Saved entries
====

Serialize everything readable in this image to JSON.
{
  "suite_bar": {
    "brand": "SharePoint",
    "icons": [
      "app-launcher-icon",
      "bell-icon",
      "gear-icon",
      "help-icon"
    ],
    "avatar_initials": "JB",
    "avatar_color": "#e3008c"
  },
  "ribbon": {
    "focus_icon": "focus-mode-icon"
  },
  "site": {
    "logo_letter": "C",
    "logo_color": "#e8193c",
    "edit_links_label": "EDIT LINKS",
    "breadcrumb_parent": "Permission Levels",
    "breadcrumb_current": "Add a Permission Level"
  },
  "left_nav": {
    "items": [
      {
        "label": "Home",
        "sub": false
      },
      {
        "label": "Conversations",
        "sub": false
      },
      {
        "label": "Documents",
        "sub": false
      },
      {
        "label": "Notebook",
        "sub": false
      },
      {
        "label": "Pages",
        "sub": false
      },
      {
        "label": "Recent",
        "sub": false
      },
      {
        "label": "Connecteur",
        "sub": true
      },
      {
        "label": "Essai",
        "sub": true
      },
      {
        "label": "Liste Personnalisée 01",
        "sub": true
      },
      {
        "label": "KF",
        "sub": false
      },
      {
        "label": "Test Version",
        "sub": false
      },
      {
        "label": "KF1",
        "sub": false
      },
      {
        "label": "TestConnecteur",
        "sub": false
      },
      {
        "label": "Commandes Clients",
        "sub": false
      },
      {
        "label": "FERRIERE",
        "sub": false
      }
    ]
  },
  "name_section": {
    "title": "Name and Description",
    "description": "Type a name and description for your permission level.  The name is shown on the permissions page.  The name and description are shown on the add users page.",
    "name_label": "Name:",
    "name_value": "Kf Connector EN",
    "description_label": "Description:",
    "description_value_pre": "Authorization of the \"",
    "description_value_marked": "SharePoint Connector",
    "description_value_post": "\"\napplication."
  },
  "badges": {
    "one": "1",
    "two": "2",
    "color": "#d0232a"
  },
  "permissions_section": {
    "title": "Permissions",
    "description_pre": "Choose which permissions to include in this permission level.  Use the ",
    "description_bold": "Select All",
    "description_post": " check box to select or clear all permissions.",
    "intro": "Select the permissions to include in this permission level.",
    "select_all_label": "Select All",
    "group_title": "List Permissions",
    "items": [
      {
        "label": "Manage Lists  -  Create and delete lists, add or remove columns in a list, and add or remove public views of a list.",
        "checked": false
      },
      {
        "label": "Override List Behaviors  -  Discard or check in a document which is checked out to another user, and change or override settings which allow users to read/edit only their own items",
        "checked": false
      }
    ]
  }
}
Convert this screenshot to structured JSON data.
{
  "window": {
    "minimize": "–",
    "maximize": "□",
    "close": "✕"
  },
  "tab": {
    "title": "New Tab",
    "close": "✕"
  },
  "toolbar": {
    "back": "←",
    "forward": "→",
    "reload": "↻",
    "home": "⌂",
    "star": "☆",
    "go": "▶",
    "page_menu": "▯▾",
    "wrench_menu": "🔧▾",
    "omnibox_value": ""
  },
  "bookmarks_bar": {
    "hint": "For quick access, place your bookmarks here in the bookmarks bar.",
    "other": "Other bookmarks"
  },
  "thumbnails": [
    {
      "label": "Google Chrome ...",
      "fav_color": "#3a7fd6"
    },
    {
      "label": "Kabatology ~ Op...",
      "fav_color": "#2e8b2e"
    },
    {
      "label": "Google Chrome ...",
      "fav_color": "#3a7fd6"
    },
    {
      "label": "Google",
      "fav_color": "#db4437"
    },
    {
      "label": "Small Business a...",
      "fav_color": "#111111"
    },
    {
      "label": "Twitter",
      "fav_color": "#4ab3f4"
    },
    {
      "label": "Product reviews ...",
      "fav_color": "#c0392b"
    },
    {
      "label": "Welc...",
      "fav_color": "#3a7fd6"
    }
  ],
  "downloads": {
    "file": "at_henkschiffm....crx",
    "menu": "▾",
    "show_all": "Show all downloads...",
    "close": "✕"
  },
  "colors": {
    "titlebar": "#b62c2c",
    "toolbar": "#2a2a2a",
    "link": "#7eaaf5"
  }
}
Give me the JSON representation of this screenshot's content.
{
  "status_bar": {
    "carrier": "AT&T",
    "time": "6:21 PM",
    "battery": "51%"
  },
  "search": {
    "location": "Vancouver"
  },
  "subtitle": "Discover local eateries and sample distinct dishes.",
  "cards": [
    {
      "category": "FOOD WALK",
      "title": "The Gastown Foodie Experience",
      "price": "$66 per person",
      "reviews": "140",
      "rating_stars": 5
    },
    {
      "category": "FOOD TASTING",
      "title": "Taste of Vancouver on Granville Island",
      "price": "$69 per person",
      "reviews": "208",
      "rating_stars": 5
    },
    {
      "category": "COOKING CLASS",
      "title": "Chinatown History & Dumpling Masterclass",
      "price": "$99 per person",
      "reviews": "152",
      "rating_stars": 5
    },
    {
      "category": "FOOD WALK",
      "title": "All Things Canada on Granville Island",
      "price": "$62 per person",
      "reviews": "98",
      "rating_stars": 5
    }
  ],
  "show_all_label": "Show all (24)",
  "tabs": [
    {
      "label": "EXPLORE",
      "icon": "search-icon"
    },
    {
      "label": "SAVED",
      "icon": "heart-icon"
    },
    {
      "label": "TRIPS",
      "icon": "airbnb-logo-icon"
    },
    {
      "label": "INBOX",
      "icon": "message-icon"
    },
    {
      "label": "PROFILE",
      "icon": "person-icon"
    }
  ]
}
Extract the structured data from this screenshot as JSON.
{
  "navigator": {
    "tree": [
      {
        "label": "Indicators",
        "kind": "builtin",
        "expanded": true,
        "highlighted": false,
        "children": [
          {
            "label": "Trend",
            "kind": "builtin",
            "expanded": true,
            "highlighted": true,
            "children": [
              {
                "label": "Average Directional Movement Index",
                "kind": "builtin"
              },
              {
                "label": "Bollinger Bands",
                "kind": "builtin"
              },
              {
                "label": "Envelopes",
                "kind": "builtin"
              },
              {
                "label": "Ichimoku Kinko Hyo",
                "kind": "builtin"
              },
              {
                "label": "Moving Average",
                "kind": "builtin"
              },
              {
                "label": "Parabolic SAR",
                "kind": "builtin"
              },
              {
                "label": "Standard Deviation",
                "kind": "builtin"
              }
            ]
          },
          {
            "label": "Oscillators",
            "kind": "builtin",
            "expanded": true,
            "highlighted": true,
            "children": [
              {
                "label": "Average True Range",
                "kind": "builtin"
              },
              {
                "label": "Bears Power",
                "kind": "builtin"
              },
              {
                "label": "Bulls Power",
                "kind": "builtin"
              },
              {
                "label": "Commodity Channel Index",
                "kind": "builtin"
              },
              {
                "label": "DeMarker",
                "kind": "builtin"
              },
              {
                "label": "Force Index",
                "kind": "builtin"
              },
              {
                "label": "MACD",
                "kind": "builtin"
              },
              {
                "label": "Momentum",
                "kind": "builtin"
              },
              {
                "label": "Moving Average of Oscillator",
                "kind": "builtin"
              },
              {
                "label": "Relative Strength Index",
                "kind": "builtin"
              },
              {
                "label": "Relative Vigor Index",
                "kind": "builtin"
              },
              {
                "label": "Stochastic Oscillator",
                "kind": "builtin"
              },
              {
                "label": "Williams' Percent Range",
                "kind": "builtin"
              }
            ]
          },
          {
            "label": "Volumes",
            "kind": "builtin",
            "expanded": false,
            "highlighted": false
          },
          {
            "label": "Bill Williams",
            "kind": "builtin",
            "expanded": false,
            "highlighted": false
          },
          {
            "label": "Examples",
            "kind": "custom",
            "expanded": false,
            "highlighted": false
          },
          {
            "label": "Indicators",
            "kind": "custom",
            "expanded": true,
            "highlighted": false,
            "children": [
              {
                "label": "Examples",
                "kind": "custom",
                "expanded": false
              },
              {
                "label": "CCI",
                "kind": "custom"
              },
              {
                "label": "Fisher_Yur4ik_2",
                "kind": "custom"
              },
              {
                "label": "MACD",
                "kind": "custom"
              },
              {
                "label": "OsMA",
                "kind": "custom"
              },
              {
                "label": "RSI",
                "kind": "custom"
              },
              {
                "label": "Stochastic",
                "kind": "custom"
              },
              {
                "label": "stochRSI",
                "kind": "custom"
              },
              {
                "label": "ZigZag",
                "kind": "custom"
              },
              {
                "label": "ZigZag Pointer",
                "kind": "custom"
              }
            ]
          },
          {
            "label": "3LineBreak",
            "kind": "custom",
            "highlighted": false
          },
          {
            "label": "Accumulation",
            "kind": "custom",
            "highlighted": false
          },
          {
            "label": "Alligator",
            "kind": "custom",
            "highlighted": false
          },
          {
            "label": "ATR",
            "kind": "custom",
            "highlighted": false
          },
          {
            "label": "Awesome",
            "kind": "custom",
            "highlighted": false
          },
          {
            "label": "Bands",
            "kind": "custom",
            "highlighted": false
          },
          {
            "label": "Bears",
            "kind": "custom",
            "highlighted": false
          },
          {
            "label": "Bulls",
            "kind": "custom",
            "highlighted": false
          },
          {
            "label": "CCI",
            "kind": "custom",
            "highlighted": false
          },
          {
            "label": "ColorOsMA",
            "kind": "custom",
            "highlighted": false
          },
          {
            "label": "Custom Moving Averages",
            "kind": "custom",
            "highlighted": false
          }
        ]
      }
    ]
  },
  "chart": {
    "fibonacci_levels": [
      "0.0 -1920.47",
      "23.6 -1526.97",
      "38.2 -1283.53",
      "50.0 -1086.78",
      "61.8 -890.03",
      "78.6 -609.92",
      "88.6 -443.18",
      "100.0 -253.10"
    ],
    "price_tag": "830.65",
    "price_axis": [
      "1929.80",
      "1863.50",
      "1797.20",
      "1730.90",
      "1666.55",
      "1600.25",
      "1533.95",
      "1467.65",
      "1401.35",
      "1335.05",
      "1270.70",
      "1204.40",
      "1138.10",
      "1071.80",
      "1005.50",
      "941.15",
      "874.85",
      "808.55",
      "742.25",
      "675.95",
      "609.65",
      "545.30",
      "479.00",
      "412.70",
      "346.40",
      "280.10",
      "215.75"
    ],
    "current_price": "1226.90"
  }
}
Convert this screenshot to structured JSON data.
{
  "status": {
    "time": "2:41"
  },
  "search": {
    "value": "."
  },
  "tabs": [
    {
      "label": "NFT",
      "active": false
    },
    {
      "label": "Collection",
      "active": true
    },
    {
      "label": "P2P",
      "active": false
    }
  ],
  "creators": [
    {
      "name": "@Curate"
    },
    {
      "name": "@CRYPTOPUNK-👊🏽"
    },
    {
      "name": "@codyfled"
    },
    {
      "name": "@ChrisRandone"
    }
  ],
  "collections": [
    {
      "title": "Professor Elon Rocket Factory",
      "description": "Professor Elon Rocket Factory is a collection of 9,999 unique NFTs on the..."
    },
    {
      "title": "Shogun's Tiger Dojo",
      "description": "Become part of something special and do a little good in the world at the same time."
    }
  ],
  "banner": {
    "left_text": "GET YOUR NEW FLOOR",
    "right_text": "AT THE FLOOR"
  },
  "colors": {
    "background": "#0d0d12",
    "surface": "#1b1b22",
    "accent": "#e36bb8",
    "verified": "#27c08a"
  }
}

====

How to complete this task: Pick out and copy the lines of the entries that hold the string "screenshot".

Your solution:
Convert this screenshot to structured JSON data.
Give me the JSON representation of this screenshot's content.
Extract the structured data from this screenshot as JSON.
Convert this screenshot to structured JSON data.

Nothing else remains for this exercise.